[Start of Attachment]

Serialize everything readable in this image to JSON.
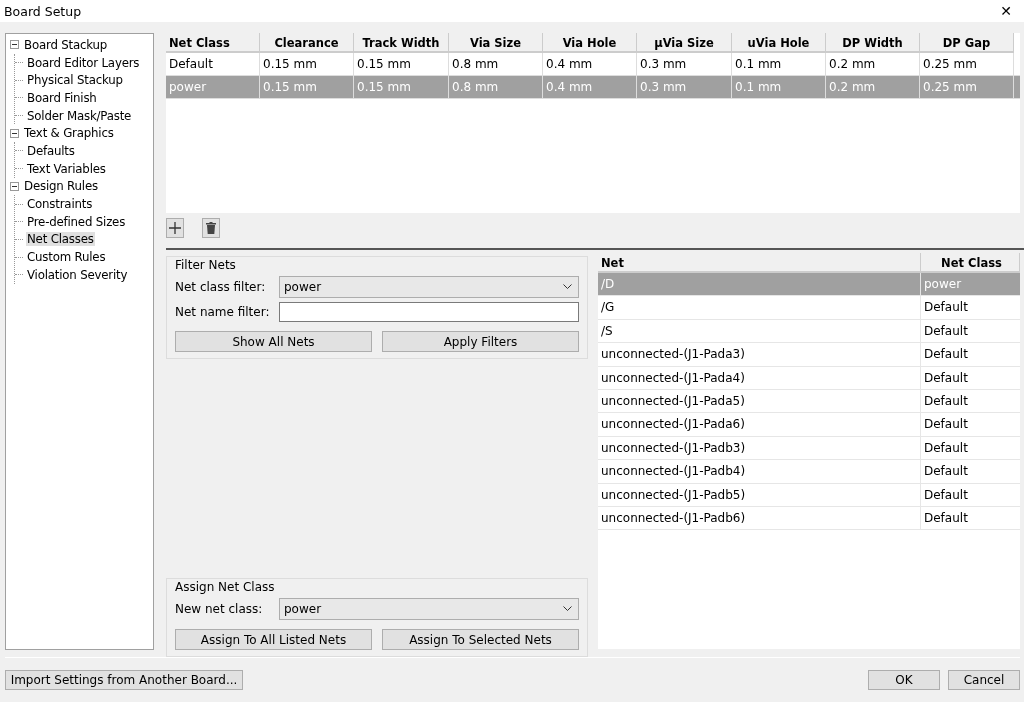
{
  "window": {
    "title": "Board Setup",
    "close": "✕"
  },
  "tree": [
    {
      "label": "Board Stackup",
      "expanded": true,
      "children": [
        {
          "label": "Board Editor Layers",
          "selected": false
        },
        {
          "label": "Physical Stackup",
          "selected": false
        },
        {
          "label": "Board Finish",
          "selected": false
        },
        {
          "label": "Solder Mask/Paste",
          "selected": false
        }
      ]
    },
    {
      "label": "Text & Graphics",
      "expanded": true,
      "children": [
        {
          "label": "Defaults",
          "selected": false
        },
        {
          "label": "Text Variables",
          "selected": false
        }
      ]
    },
    {
      "label": "Design Rules",
      "expanded": true,
      "children": [
        {
          "label": "Constraints",
          "selected": false
        },
        {
          "label": "Pre-defined Sizes",
          "selected": false
        },
        {
          "label": "Net Classes",
          "selected": true
        },
        {
          "label": "Custom Rules",
          "selected": false
        },
        {
          "label": "Violation Severity",
          "selected": false
        }
      ]
    }
  ],
  "net_classes": {
    "columns": [
      "Net Class",
      "Clearance",
      "Track Width",
      "Via Size",
      "Via Hole",
      "µVia Size",
      "uVia Hole",
      "DP Width",
      "DP Gap"
    ],
    "rows": [
      {
        "cells": [
          "Default",
          "0.15 mm",
          "0.15 mm",
          "0.8 mm",
          "0.4 mm",
          "0.3 mm",
          "0.1 mm",
          "0.2 mm",
          "0.25 mm"
        ],
        "selected": false
      },
      {
        "cells": [
          "power",
          "0.15 mm",
          "0.15 mm",
          "0.8 mm",
          "0.4 mm",
          "0.3 mm",
          "0.1 mm",
          "0.2 mm",
          "0.25 mm"
        ],
        "selected": true
      }
    ]
  },
  "filter_nets": {
    "title": "Filter Nets",
    "class_label": "Net class filter:",
    "class_value": "power",
    "name_label": "Net name filter:",
    "buttons": [
      "Show All Nets",
      "Apply Filters"
    ]
  },
  "assign": {
    "title": "Assign Net Class",
    "label": "New net class:",
    "value": "power",
    "buttons": [
      "Assign To All Listed Nets",
      "Assign To Selected Nets"
    ]
  },
  "nets": {
    "columns": [
      "Net",
      "Net Class"
    ],
    "rows": [
      {
        "net": "/D",
        "net_class": "power",
        "selected": true
      },
      {
        "net": "/G",
        "net_class": "Default",
        "selected": false
      },
      {
        "net": "/S",
        "net_class": "Default",
        "selected": false
      },
      {
        "net": "unconnected-(J1-Pada3)",
        "net_class": "Default",
        "selected": false
      },
      {
        "net": "unconnected-(J1-Pada4)",
        "net_class": "Default",
        "selected": false
      },
      {
        "net": "unconnected-(J1-Pada5)",
        "net_class": "Default",
        "selected": false
      },
      {
        "net": "unconnected-(J1-Pada6)",
        "net_class": "Default",
        "selected": false
      },
      {
        "net": "unconnected-(J1-Padb3)",
        "net_class": "Default",
        "selected": false
      },
      {
        "net": "unconnected-(J1-Padb4)",
        "net_class": "Default",
        "selected": false
      },
      {
        "net": "unconnected-(J1-Padb5)",
        "net_class": "Default",
        "selected": false
      },
      {
        "net": "unconnected-(J1-Padb6)",
        "net_class": "Default",
        "selected": false
      }
    ]
  },
  "footer": {
    "import": "Import Settings from Another Board...",
    "ok": "OK",
    "cancel": "Cancel"
  }
}
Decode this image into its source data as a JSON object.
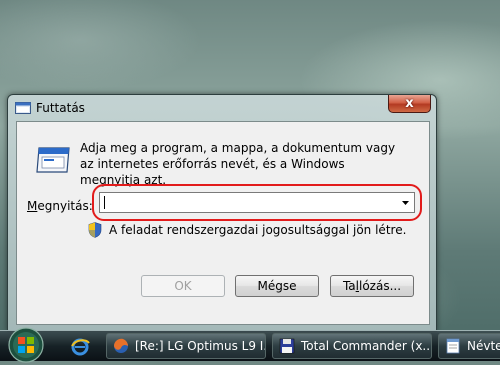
{
  "window": {
    "title": "Futtatás",
    "close_label": "x",
    "description": "Adja meg a program, a mappa, a dokumentum vagy az internetes erőforrás nevét, és a Windows megnyitja azt.",
    "open_label_accel": "M",
    "open_label_rest": "egnyitás:",
    "open_value": "",
    "admin_note": "A feladat rendszergazdai jogosultsággal jön létre.",
    "buttons": {
      "ok": "OK",
      "cancel": "Mégse",
      "browse_pre": "Ta",
      "browse_accel": "l",
      "browse_post": "lózás..."
    }
  },
  "taskbar": {
    "tasks": [
      {
        "label": "[Re:] LG Optimus L9 I...",
        "icon": "firefox-icon"
      },
      {
        "label": "Total Commander (x...",
        "icon": "floppy-icon"
      },
      {
        "label": "Névtele",
        "icon": "notepad-icon"
      }
    ]
  },
  "colors": {
    "highlight_ring": "#e21b1b",
    "close_button": "#c9452c"
  }
}
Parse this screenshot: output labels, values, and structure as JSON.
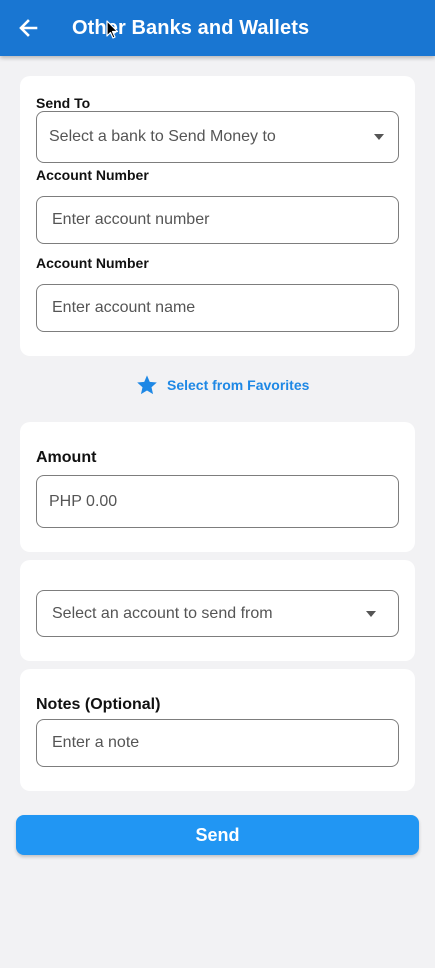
{
  "header": {
    "title": "Other Banks and Wallets",
    "back_icon": "arrow-left-icon",
    "background": "#1976d2"
  },
  "recipient": {
    "send_to_label": "Send To",
    "bank_select_placeholder": "Select a bank to Send Money to",
    "account_number_label": "Account Number",
    "account_number_placeholder": "Enter account number",
    "account_name_label": "Account Number",
    "account_name_placeholder": "Enter account name"
  },
  "favorites": {
    "label": "Select from Favorites",
    "icon": "star-icon",
    "color": "#1e88e5"
  },
  "amount": {
    "label": "Amount",
    "placeholder": "PHP 0.00"
  },
  "source": {
    "select_placeholder": "Select an account to send from"
  },
  "notes": {
    "label": "Notes (Optional)",
    "placeholder": "Enter a note"
  },
  "actions": {
    "send_label": "Send",
    "send_color": "#2196f3"
  }
}
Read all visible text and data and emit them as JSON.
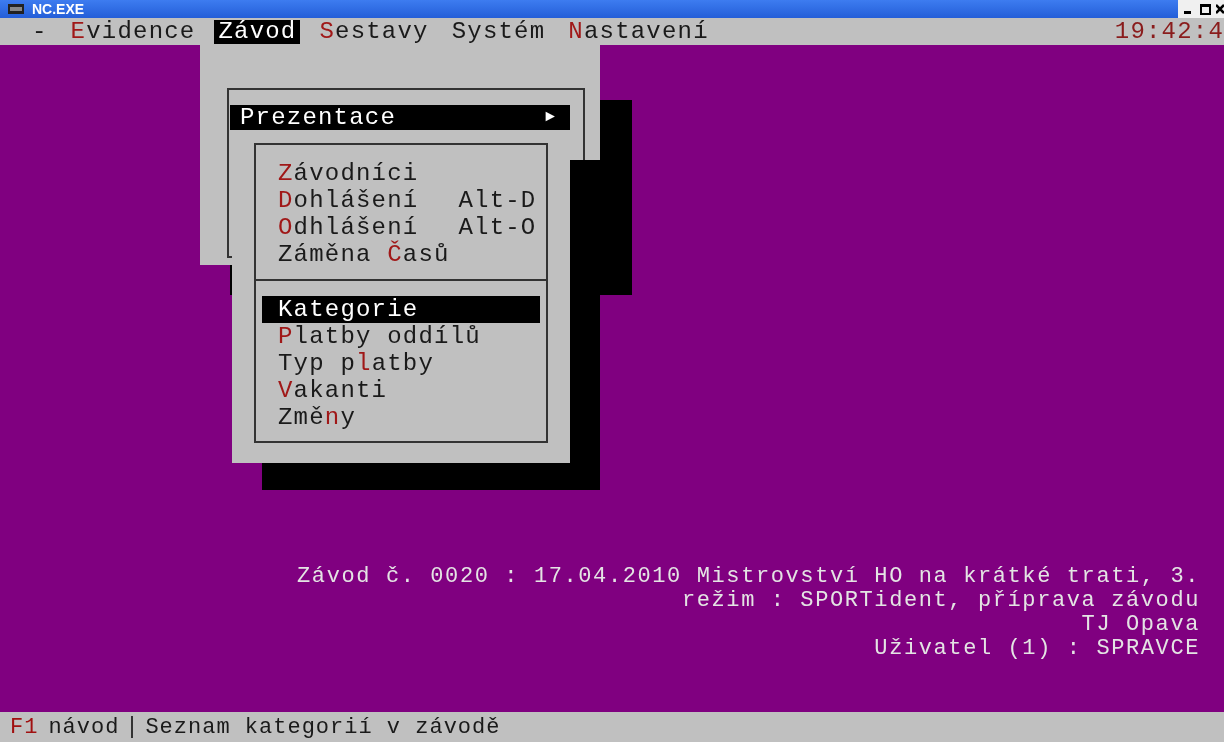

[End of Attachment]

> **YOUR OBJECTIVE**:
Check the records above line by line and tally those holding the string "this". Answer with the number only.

> **EXERCISE RESPONSE**:
3